▶ Material for the task
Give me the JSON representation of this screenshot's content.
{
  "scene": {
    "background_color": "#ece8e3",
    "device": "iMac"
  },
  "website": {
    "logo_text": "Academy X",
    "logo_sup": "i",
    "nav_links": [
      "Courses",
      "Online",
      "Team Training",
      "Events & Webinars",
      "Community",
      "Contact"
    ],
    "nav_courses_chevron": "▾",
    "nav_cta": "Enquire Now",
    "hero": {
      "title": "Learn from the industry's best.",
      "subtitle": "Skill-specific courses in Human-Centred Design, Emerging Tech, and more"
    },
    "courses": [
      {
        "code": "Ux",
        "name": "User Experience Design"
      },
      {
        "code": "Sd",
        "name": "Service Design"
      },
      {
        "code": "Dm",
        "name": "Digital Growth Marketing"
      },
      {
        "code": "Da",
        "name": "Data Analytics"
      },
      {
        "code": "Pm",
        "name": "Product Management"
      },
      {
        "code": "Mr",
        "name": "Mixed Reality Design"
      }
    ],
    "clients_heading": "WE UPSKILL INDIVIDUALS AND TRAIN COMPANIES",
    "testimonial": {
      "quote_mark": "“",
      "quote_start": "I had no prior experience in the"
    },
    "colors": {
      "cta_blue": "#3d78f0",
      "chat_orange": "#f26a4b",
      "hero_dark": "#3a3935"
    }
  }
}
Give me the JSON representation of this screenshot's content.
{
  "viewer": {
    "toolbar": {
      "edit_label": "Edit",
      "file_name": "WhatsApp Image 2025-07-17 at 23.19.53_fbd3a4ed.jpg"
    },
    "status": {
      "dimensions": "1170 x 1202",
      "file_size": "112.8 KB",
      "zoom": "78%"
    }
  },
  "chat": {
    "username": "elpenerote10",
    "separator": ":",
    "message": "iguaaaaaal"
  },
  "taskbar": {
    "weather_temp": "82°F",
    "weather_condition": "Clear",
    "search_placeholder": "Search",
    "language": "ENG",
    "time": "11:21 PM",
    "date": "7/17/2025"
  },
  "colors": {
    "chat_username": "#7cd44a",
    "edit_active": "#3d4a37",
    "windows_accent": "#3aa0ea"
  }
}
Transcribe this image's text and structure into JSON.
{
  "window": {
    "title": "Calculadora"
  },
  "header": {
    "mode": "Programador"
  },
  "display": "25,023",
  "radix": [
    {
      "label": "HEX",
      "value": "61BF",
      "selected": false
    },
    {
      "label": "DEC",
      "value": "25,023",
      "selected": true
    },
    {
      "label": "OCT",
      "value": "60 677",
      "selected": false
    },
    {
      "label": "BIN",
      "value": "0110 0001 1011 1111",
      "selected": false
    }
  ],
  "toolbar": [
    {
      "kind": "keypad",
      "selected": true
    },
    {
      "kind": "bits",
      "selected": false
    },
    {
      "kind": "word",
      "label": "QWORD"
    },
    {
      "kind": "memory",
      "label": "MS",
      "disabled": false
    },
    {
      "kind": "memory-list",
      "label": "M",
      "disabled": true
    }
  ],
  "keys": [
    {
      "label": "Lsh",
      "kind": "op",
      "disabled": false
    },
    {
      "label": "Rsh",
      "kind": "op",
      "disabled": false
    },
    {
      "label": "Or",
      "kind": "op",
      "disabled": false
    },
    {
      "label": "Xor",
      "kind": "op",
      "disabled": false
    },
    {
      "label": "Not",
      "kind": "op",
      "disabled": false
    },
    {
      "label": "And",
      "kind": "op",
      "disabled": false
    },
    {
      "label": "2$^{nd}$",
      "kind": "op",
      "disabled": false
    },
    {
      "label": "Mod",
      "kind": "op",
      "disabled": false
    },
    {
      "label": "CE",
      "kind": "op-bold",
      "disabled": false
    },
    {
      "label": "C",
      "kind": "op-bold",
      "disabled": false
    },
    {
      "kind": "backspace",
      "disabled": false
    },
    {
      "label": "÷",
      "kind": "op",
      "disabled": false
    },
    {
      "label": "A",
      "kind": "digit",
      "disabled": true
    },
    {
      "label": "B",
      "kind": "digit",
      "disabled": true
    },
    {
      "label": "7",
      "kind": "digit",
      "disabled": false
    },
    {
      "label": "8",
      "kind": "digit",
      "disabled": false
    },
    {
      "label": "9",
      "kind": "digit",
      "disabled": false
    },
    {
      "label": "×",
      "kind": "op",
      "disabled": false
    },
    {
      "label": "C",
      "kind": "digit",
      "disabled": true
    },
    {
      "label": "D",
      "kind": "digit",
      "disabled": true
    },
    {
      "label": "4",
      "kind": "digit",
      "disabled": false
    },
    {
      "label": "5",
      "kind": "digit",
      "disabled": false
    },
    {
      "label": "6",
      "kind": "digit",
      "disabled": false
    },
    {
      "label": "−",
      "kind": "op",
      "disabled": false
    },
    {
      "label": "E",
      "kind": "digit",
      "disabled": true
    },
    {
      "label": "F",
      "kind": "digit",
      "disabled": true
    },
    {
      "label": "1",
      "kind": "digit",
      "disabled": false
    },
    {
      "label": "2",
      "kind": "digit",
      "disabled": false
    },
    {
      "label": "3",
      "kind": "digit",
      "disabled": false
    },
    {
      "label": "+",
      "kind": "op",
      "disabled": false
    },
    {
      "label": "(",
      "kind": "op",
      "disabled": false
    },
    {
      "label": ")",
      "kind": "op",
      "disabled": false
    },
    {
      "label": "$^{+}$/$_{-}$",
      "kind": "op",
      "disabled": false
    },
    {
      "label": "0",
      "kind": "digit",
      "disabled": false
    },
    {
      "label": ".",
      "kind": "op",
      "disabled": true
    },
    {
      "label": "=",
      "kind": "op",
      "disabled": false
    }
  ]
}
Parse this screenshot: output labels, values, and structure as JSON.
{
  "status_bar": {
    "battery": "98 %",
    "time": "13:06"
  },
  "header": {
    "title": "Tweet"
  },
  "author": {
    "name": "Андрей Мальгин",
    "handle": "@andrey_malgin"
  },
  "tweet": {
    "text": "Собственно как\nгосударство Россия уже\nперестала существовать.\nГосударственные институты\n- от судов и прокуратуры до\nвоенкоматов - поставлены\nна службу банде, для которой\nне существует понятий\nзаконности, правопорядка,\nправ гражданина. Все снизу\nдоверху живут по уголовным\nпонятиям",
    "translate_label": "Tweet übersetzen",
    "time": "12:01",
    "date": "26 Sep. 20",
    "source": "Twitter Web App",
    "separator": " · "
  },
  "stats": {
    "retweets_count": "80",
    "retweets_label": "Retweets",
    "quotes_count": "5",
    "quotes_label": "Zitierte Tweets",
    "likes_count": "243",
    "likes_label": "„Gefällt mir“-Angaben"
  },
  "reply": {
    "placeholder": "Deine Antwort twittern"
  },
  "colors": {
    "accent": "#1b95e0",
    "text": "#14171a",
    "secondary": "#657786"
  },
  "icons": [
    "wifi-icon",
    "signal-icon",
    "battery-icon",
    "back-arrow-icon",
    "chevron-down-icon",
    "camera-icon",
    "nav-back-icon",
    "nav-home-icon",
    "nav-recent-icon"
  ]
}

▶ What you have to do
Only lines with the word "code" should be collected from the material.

▶ Answer to this task
        "code": "Ux",
        "code": "Sd",
        "code": "Dm",
        "code": "Da",
        "code": "Pm",
        "code": "Mr",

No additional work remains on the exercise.